The events leading to the formation of a pulsar begin when the core of a massive star is compressed during asupernova, which collapses into a neutron star. The neutron star retains most of its angular momentum, and since it has only a tiny fraction of its progenitor's radius (and therefore its moment of inertia is sharply reduced), it is formed with very high rotation speed. A beam of radiation is emitted along the magnetic axis of the pulsar, which spins along with the rotation of the neutron star. The magnetic axis of the pulsar determines the direction of the electromagnetic beam, with the magnetic axis not necessarily being the same as its rotational axis. This misalignment causes the beam to be seen once for every rotation of the neutron star, which leads to the "pulsed" nature of its appearance. The beam originates from the rotational energy of the neutron star, which generates an electrical field from the movement of the very strong magnetic field, resulting in the acceleration of protons and electrons on the star surface and the creation of an electromagnetic beam emanating from the poles of the magnetic field. This rotation slows down over time as electromagnetic power is emitted. When a pulsar's spin period slows down sufficiently, the radio pulsar mechanism is believed to turn off (the so-called "death line"). This turn-off seems to take place after about 10–100 million years, which means of all the neutron stars in the 13.6 billion year age of the universe, around 99% no longer pulsate. To date, the slowest observed pulsar has a period of 8 seconds.

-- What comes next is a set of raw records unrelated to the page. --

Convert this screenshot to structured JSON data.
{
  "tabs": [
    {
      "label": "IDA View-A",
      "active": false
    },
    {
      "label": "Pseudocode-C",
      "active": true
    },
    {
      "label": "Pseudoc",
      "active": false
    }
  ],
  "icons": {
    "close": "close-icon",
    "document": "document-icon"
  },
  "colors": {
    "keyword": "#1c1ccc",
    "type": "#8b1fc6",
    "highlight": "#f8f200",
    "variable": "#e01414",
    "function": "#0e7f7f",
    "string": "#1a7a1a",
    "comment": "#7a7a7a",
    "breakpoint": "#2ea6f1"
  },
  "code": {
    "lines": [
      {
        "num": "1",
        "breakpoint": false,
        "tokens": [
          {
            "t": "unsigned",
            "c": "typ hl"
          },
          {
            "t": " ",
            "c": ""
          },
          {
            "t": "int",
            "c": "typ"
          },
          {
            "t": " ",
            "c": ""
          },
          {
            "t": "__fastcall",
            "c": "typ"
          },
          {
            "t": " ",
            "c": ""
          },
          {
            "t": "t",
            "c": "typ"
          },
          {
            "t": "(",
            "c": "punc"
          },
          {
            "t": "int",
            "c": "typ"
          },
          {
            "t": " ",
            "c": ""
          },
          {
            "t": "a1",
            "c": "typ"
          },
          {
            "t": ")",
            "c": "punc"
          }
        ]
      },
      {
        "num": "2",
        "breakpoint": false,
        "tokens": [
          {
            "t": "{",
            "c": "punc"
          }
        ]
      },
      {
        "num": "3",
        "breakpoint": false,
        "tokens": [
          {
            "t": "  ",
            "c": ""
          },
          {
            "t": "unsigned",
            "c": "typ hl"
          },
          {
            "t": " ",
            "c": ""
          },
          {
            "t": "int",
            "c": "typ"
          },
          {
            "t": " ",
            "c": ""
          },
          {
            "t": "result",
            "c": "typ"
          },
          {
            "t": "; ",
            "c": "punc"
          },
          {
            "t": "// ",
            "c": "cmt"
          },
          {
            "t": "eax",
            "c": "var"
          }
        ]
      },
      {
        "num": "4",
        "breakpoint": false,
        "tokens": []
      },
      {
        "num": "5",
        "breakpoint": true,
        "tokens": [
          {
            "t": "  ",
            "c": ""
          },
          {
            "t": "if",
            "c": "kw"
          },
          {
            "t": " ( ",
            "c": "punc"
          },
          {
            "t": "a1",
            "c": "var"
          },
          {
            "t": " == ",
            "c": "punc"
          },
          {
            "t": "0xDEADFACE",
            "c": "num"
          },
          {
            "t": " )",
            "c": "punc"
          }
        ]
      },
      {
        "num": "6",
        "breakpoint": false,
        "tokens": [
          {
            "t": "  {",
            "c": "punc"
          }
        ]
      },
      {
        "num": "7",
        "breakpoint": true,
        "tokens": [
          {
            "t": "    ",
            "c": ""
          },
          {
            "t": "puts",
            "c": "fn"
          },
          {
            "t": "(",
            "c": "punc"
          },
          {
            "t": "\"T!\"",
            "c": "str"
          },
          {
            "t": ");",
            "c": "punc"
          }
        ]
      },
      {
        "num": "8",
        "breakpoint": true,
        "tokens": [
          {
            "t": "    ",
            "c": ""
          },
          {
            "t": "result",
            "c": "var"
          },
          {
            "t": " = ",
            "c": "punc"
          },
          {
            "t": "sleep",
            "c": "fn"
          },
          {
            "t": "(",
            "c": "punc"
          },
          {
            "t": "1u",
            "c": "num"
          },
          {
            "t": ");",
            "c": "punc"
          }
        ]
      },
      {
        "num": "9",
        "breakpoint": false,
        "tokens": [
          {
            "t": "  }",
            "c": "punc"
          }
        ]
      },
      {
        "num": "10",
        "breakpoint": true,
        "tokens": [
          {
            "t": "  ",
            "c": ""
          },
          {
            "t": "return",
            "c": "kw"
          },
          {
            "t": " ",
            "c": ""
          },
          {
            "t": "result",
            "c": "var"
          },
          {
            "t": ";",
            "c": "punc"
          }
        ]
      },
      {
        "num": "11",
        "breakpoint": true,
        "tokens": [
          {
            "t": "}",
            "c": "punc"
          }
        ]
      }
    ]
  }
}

An entirely novel kind of star came to light on Aug. 6 last year and was referred to, by astronomers, as LGM (Little Green Men). Now it is thought to be a novel type between a white dwarf and a neutron [sic]. The name Pulsar is likely to be given to it. Dr. A. Hewish told me yesterday: "… I am sure that today every radio telescope is looking at the Pulsars."
- Rotation-powered pulsars, where the loss of rotational energy of the star provides the power.
- Accretion-powered pulsars (accounting for most but not all X-ray pulsars), where the gravitational potential energy of accreted matter is the power source (producing X-rays that are observable from the Earth).
- Magnetars, where the decay of an extremely strong magnetic field provides the electromagnetic power.